▶ Aim of the exercise:
Using the string "every" as the key, pull each matching line out of the records below.

▶ Exercise inputs:
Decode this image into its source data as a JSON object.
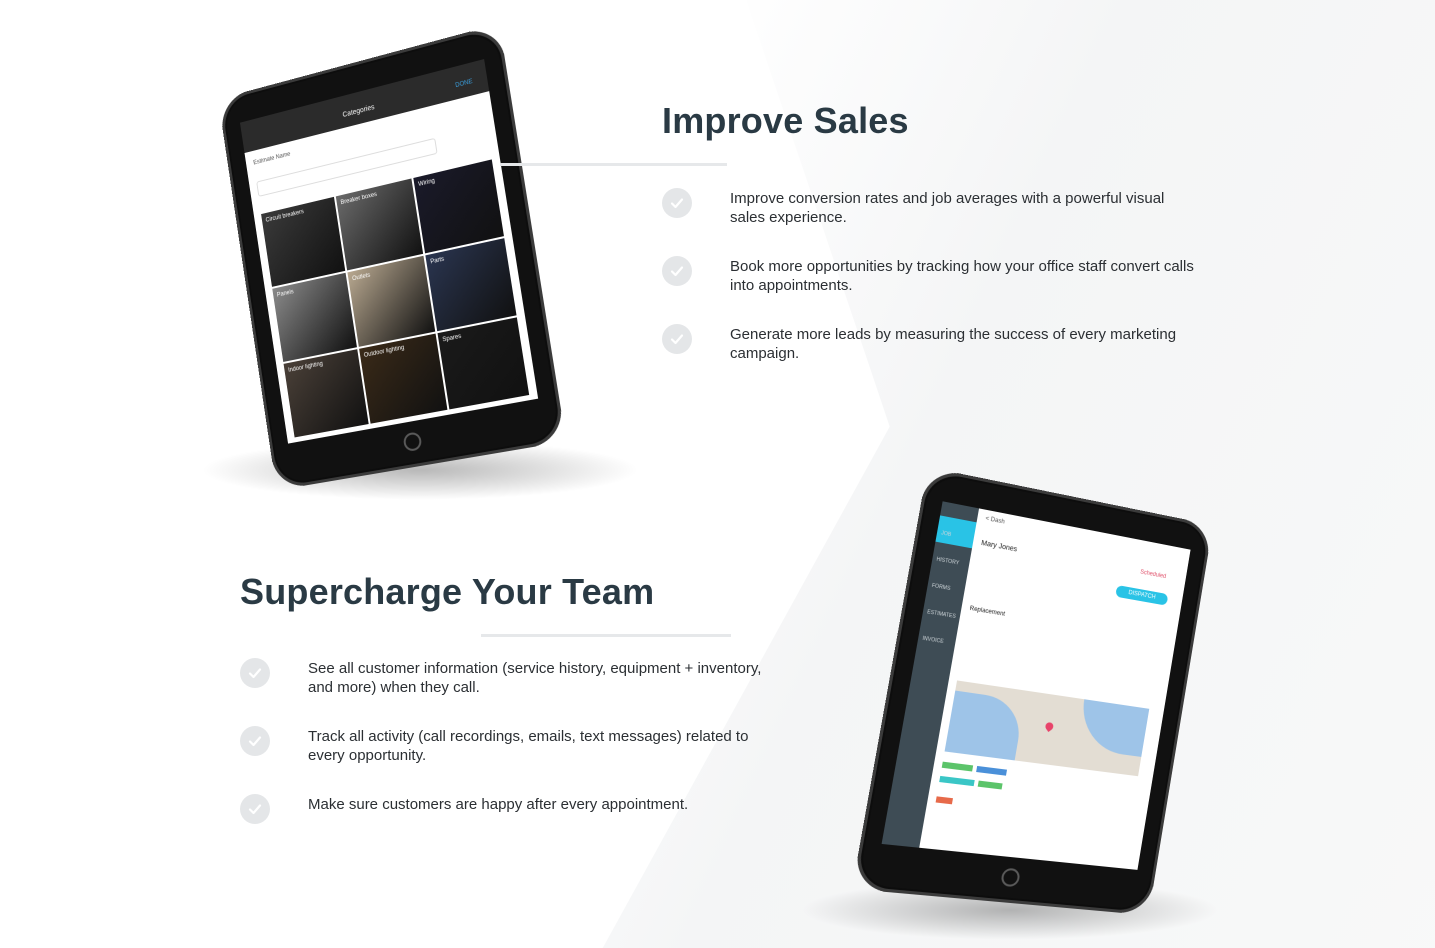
{
  "sales": {
    "title": "Improve Sales",
    "bullets": [
      "Improve conversion rates and job averages with a powerful visual sales experience.",
      "Book more opportunities by tracking how your office staff convert calls into appointments.",
      "Generate more leads by measuring the success of every marketing campaign."
    ]
  },
  "team": {
    "title": "Supercharge Your Team",
    "bullets": [
      "See all customer information (service history, equipment + inventory, and more) when they call.",
      "Track all activity (call recordings, emails, text messages) related to every opportunity.",
      "Make sure customers are happy after every appointment."
    ]
  },
  "tablet1": {
    "header": "Categories",
    "done": "DONE",
    "estimate_label": "Estimate Name",
    "tiles": [
      "Circuit breakers",
      "Breaker boxes",
      "Wiring",
      "Panels",
      "Outlets",
      "Parts",
      "Indoor lighting",
      "Outdoor lighting",
      "Spares"
    ]
  },
  "tablet2": {
    "back": "< Dash",
    "customer": "Mary Jones",
    "status": "Scheduled",
    "dispatch": "DISPATCH",
    "job": "Replacement",
    "sidebar": [
      "JOB",
      "HISTORY",
      "FORMS",
      "ESTIMATES",
      "INVOICE"
    ]
  },
  "colors": {
    "title": "#2a3a44",
    "check_bg": "#e4e6e8",
    "rule": "#e6e8ea",
    "accent_teal": "#29c3e6",
    "sidebar": "#3e4c55"
  }
}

▶ Answer space:
      "Generate more leads by measuring the success of every marketing campaign."
      "Track all activity (call recordings, emails, text messages) related to every opportunity.",
      "Make sure customers are happy after every appointment."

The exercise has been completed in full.